Polybius (l. c. BCE) was, whilst a Greek historian, a Roman historian, in that his work dealt with explaining how Rome came to be so great. Like the three Classical Greek Historians, Polybius himself had personal experiences and inquiries into what he was studying at a level that included and went beyond reading scrolls and memoirs stored in a library. Since the Age of Enlightenment, Polybius has in general held appeal to those interested in Hellenistic Greece and early Republican Rome, while his political and military writings have lost influence in academia. More recently, thorough work on the Greek text of Polybius, and his historical technique, has increased the academic understanding and appreciation of him as a historian.

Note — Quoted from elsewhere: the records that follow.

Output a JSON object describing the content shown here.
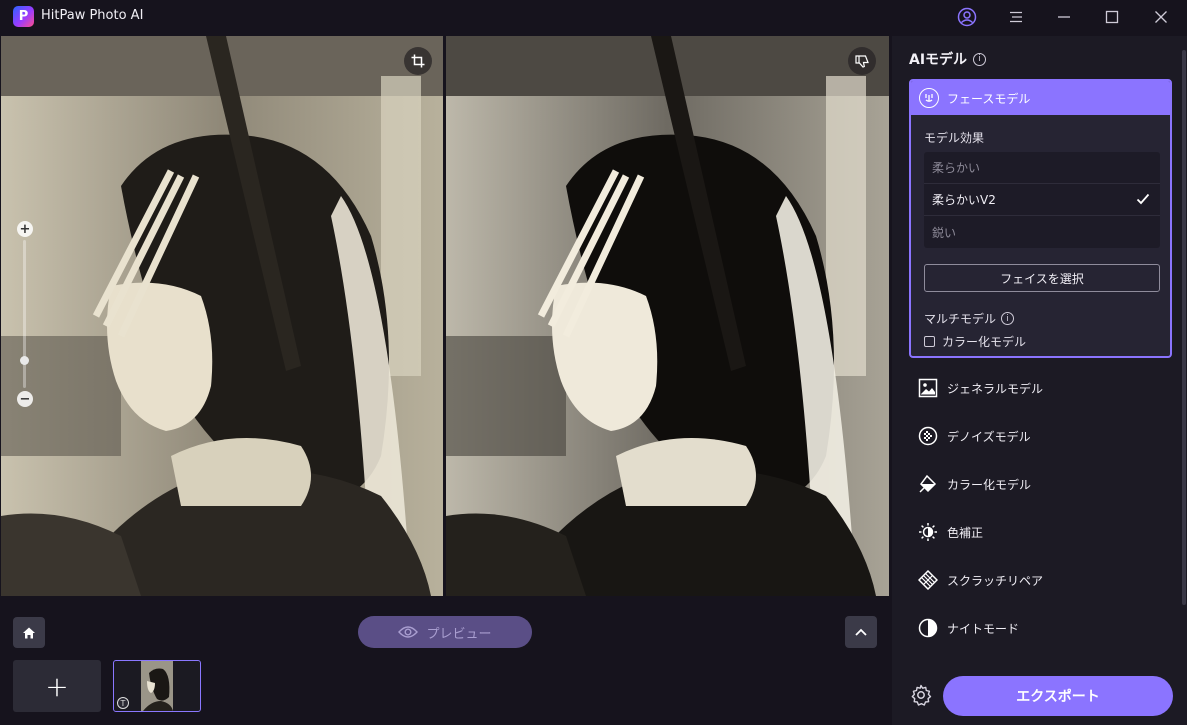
{
  "app": {
    "title": "HitPaw Photo AI",
    "logo_letter": "P"
  },
  "titlebar": {
    "icons": [
      "account-icon",
      "menu-icon",
      "minimize-icon",
      "maximize-icon",
      "close-icon"
    ]
  },
  "canvas": {
    "left_tools": [
      "crop-icon"
    ],
    "right_tools": [
      "thumbs-down-icon"
    ],
    "zoom": {
      "in_label": "+",
      "out_label": "−",
      "level": 0.18
    }
  },
  "bottom": {
    "preview_label": "プレビュー",
    "add_label": "+",
    "thumb_badge": "T"
  },
  "sidebar": {
    "heading": "AIモデル",
    "face_model": {
      "label": "フェースモデル",
      "effect_heading": "モデル効果",
      "effects": [
        {
          "label": "柔らかい",
          "selected": false
        },
        {
          "label": "柔らかいV2",
          "selected": true
        },
        {
          "label": "鋭い",
          "selected": false
        }
      ],
      "select_face_label": "フェイスを選択",
      "multi_model_label": "マルチモデル",
      "colorize_checkbox_label": "カラー化モデル",
      "colorize_checked": false
    },
    "models": [
      {
        "label": "ジェネラルモデル",
        "icon": "image-icon"
      },
      {
        "label": "デノイズモデル",
        "icon": "denoise-icon"
      },
      {
        "label": "カラー化モデル",
        "icon": "paint-bucket-icon"
      },
      {
        "label": "色補正",
        "icon": "sun-icon"
      },
      {
        "label": "スクラッチリペア",
        "icon": "scratch-repair-icon"
      },
      {
        "label": "ナイトモード",
        "icon": "half-circle-icon"
      }
    ],
    "export_label": "エクスポート"
  },
  "colors": {
    "accent": "#8b74ff",
    "background": "#16131d",
    "sidebar": "#1c1a24"
  }
}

This state of affairs was characteristic of the golden age of Rome and, with some changes, persisted to Polybius’s times. The Romans, according to the Histories of Polybius, had three forms of government, though the Roman constitution was never codified as a written document. All the functions were distributed among the three so equitably that it was impossible to establish whether Rome’s government was monarchic, aristocratic or democratic.
It is probable that the last 22 books, covering the career of Augustus to 9 B.C., were not published until after the Emperor's death in A.D. Tacitus cites some of his sources directly, among them Cluvius Rufus, Fabius Rusticus and Pliny the Elder, who had written Bella Germaniae and a historical work which was the continuation of that of Aufidius Bassus.
At first, Polybius believed that people were united due to their own weakness and fear. Thus, the strongest man among them rose to a position of power. This order resembled little more than the actions a herd of sheep or a flock of birds. Polybius was among the hostages captured and transported to Rome.
Polybius would remain on friendly terms with the latter as he rose to power, culminating in the events of 146 BCE, the sack of Carthage, and of Corinth. As such Polybius, whilst originally anti-Roman, came over to light of the Latins, and in the process gained a great amount of first-hand experience into the running of the Republic, an example of which can be seen in his description of the layout of the Roman army at 6.19-42.
While he places no value on the Stoic theory of suicide and views suicides as ostentatious and politically useless, Tacitus often gives prominence to speeches made by those about to commit suicide, for example Cremutius Cordus' speech in Ann. There is uncertainty about when Tacitus wrote Dialogus de oratoribus. Many characteristics set it apart from the other works of Tacitus, so that its authenticity has at various times been questioned.
What did Polybius believe?
Polybius (/pəˈlɪbiəs/; Greek: Πολύβιος, Polýbios; c. 208 – c. 125 BC) was a Greek historian of the Hellenistic period noted for his work The Histories, which covered the period of 264–146 BC in detail.